George Newlands is Professor Emeritus of Divinity in the University of Glasgow. His publications include The Transformative Imagination (Ashgate, 2004) and Christ and Human Rights (Ashgate, 2006). Allen Smith is a post-doctoral research scholar in the University of Glasgow and Minister of Kenilworth Presbyterian Church, Asheville, North Carolina. His publications include From Pulpit to Fiction: Sermonic Texts and Fictive Transformations (Peter Lang, 2007) and, with David Jasper, A Reader in Christian Theology and Literature (SCM Press, 2010).
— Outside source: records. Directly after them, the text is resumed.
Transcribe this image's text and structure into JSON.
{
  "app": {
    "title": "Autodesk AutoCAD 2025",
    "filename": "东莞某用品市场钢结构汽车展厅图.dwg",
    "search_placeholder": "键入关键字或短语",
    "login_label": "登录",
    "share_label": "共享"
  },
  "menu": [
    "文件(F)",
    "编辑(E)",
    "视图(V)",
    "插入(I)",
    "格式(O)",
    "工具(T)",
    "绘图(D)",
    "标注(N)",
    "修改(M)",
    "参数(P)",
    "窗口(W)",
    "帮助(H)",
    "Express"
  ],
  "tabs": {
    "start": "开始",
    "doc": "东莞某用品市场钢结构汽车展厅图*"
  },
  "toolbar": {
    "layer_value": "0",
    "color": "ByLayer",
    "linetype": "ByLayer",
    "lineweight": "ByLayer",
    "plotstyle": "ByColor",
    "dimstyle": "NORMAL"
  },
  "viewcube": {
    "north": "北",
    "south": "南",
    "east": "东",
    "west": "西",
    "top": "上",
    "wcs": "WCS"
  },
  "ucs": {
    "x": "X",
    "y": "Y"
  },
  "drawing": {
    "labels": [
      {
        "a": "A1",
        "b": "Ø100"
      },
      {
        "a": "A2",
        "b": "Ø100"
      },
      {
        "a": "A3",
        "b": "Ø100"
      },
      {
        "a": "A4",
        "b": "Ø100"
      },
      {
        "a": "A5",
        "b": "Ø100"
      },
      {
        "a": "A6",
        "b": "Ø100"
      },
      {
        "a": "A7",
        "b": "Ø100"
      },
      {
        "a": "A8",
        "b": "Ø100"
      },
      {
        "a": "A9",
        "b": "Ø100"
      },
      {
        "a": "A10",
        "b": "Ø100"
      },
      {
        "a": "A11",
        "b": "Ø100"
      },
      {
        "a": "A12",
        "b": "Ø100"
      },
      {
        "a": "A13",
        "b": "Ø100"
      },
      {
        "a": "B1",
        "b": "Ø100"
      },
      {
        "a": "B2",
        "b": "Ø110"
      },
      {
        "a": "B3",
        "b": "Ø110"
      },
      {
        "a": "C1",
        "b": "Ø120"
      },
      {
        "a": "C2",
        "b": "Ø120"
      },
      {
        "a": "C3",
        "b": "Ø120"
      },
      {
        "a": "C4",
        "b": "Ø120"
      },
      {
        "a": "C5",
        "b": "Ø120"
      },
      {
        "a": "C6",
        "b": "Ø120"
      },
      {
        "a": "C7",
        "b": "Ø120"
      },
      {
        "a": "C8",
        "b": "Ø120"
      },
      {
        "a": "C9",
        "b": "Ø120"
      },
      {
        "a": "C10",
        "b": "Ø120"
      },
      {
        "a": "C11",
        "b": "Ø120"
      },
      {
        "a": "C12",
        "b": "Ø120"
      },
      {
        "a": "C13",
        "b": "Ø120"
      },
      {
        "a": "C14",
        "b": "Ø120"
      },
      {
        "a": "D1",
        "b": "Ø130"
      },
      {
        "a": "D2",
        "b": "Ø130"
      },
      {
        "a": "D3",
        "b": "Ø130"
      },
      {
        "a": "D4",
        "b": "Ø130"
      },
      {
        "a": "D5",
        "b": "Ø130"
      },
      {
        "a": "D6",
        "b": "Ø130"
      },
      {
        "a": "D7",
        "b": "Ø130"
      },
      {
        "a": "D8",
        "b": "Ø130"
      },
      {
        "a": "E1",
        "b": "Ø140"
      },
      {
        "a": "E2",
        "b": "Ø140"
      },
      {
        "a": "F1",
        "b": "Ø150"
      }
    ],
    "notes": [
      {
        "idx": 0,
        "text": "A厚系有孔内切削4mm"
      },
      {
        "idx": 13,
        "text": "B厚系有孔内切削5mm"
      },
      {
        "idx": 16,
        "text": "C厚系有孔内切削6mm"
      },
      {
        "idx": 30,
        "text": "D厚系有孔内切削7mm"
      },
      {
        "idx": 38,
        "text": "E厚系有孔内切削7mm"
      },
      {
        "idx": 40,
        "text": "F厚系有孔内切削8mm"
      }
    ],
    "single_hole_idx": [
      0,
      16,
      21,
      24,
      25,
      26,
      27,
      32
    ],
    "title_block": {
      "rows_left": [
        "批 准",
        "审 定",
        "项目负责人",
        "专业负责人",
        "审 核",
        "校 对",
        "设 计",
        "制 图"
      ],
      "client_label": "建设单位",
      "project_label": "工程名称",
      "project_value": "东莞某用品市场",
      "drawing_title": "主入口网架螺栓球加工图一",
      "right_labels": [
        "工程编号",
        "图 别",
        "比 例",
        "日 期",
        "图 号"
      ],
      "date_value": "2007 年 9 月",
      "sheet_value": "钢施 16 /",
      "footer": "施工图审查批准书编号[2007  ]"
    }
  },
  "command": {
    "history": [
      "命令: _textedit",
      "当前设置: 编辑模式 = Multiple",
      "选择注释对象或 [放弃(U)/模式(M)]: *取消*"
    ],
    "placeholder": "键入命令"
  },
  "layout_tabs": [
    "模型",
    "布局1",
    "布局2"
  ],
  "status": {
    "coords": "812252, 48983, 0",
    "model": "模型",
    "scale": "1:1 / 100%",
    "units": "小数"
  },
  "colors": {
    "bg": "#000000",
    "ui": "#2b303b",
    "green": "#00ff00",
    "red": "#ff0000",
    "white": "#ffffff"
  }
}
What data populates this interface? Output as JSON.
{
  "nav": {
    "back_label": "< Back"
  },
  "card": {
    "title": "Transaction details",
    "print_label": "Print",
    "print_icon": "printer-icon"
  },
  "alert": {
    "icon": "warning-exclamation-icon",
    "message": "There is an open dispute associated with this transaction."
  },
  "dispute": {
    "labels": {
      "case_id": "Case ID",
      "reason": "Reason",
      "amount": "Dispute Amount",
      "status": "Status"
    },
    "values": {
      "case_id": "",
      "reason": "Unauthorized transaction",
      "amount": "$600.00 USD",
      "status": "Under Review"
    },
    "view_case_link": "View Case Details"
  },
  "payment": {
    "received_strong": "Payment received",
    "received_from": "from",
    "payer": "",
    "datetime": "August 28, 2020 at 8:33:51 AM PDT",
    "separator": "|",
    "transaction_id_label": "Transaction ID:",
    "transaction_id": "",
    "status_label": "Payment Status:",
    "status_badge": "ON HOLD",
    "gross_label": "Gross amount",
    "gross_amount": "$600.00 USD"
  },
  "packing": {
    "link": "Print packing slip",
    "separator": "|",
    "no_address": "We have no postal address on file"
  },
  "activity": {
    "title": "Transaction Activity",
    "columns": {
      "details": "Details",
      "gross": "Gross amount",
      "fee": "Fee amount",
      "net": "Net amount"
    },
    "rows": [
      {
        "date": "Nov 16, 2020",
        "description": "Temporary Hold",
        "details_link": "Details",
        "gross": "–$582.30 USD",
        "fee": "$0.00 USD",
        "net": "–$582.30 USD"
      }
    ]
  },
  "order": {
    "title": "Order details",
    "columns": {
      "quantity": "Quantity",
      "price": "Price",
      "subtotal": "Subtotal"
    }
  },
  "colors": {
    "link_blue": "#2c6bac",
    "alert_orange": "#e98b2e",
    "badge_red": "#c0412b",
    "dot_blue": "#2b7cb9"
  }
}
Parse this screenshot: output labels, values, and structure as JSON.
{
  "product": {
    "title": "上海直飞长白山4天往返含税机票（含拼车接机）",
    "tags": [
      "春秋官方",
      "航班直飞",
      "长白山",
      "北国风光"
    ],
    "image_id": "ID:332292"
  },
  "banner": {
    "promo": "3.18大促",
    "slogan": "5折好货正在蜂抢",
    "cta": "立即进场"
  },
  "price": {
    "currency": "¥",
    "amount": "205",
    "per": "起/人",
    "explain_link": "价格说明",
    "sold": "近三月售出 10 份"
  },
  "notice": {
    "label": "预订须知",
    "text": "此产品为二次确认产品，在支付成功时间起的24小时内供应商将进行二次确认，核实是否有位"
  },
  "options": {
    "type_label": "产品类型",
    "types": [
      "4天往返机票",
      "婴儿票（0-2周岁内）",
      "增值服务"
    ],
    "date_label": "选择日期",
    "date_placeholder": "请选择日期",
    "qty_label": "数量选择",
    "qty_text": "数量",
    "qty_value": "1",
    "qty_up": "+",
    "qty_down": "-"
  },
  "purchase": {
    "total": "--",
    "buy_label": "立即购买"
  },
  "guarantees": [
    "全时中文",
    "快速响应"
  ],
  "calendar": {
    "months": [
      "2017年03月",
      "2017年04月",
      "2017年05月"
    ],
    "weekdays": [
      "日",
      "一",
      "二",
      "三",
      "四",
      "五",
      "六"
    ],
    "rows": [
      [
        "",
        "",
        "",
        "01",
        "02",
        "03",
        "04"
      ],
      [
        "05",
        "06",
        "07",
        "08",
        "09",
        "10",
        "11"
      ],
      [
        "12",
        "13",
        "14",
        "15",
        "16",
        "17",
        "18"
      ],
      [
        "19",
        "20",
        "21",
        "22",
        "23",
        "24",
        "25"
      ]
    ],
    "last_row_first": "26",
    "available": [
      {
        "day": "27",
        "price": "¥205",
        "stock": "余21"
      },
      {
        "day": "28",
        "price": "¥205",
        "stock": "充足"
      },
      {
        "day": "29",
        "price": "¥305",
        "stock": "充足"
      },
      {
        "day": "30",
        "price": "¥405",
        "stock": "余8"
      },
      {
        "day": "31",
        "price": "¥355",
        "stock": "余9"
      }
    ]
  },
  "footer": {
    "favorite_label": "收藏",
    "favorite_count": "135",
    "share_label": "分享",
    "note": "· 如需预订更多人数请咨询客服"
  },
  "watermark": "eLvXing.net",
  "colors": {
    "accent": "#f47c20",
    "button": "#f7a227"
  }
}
'If grace is an inexhaustible and unexpectedly benevolent action, then hospitality is a form of grace. The practice of costly grace, in the name of Jesus, is the vocation of all Christian people. George Newlands and Allen Smith provide a fluent and perceptive account of hospitality as an embodied practice rather than as an abstract "good in itself". This is not only a study in the fine tradition of generous orthodoxy, but is an immensely helpful contribution to the vexed issue of Christian formation today. They are witty, literate and always wise. I thoroughly commend their new book.' Iain Torrance, Princeton Theological Seminary, USA 'If globalization is characterized by increasing movement across borders, it has served paradoxically to underscore and widen divisions. In Hospitable God, George Newlands and Allen Smith develop a robust theology of hospitality, grounded in a conception of God as unconditional love, and explore its ethical, political, and economic implications for a world fractured by privilege and exclusion. The concept of hospitality which they develop takes difference seriously, even as it continually calls into question the bases on which all such distinctions are constituted.' Richard Amesbury, Claremont School of Theology, USA ’There are many superb insights in this book. There is much to commend this book especially its emphasis on the reframing of theology through the lens of unconditional hospitality, its readiness to confront and deal with contemporary issues and the authors’ desire to place hospitality within the widest possible context of our present social, economic and political reality.’ Regent's Review '... George Newlands and Allen Smith have produced a wide-ranging study that aims to critically reflect upon the political ecology and global economy of the present. ... a provocative aid whose explication in local contexts could prove fecund.' Theological Book Review ’... this book makes an important contribution to theology